Several top universities, including Cornell, the Massachusetts Institute of Technology (MIT) and Georgetown failed to report billions in foreign funds to US authorities, the Department of Education found.
In a 34-page report published by the department Tuesday, universities including Texas A&M, Rutgers and the University of Maryland had their names redacted, but other details in the report made them largely identifiable.
While it is not illegal for schools to accept capital from international sources, the report was commissioned to see if universities were adequately reporting the funding to the US government.
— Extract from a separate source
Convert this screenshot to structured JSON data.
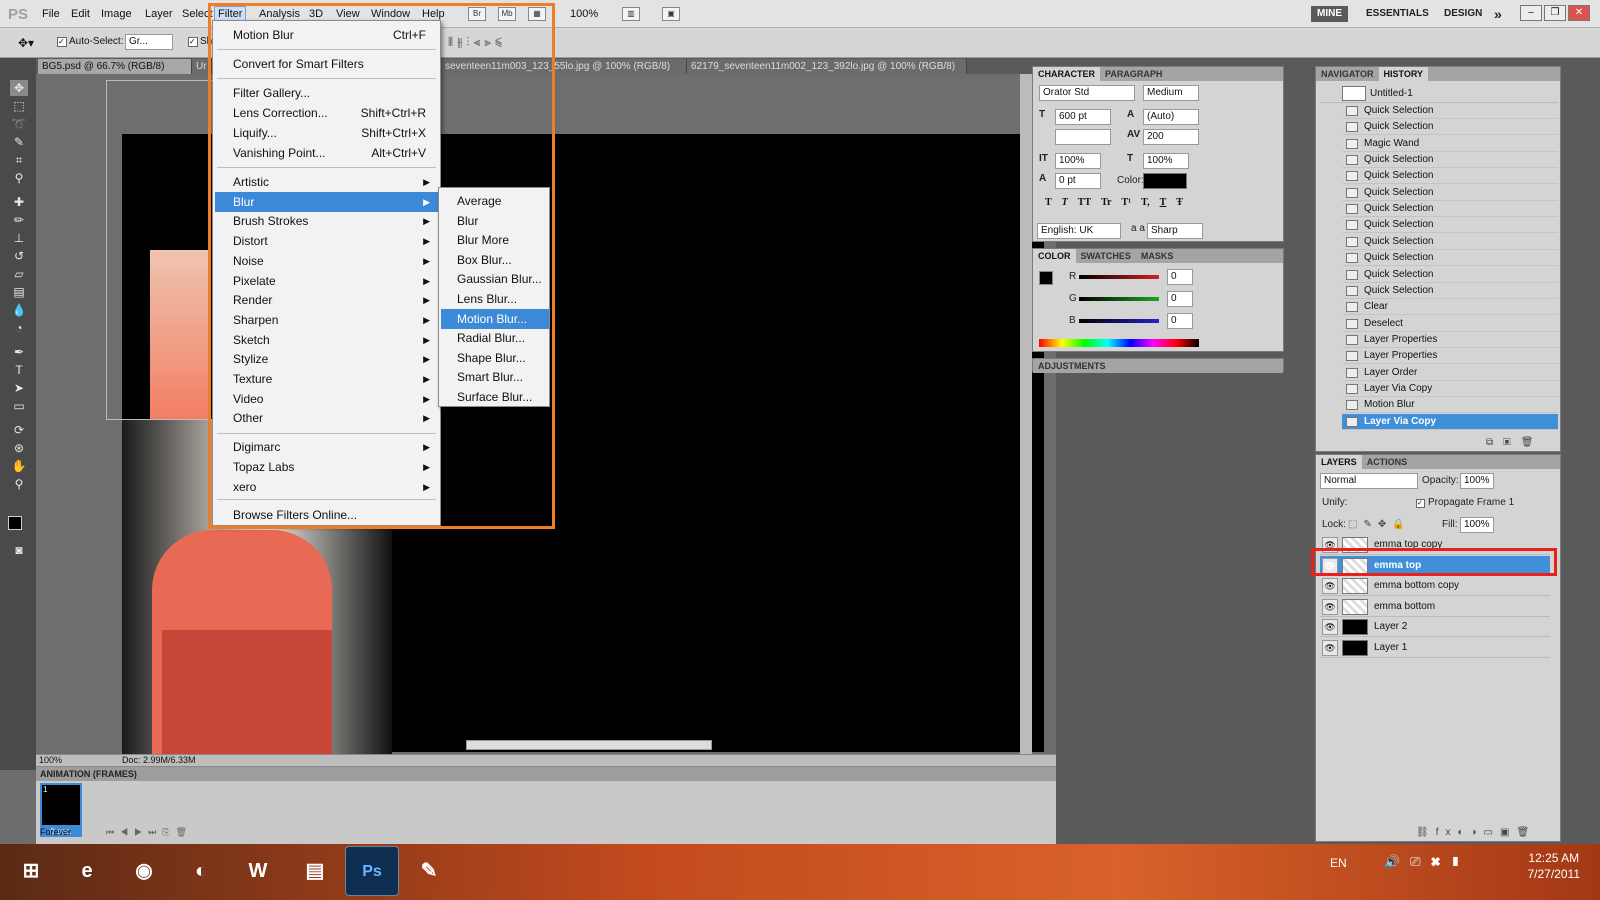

In Cornell’s case, the Ithaca-based school was revealed to have failed to disclose over $1.2 billion over a period of years. Over $750 million of that capital was related to its campus in Qatar, while another $1 million was related to contracts with Huawei Technologies Co., the Chinese smartphone giant.
Huawei has had a rocky relationship with the Trump administration, which has imposed restrictions on the telecom company over national security concerns due to the United States’ plummeting relations with China, where the company is based.
Spying concerns over Huawei, as well as with the Chinese Communist Party, started being raised by US national security and intelligence officials in 2018. It was as the US began sounding the alarm on the company that many US companies ceased doing business with them.
In the report, the department stated that Cornell admitted failing to document the Qatar funding, but did not know why it was omitted.
Reached for comment by the Wall Street Journal, an MIT spokesperson said the school updated their approach to how it reports foreign gifts and contracts and has used that approach since January 2019.
The Trump administration has been cracking down on higher education with regard to Chinese influence in recent months.
In August, the State Department announced that it would require the Chinese government-backed Confucius Institutes to register their US headquarters as a foreign mission.
The Confucius Institutes operate 550 Chinese culture and language programs in colleges and universities, including 75 in the US. Last year, a Senate Intelligence subcommittee decried the institutes given that their funding comes “with strings that can compromise academic freedom.”
In a statement at the time, Secretary of State Mike Pompeo said the goal of this was to “ensure that American educators and school administrators can make informed choices about whether these CCP-backed programs should be allowed to continue.”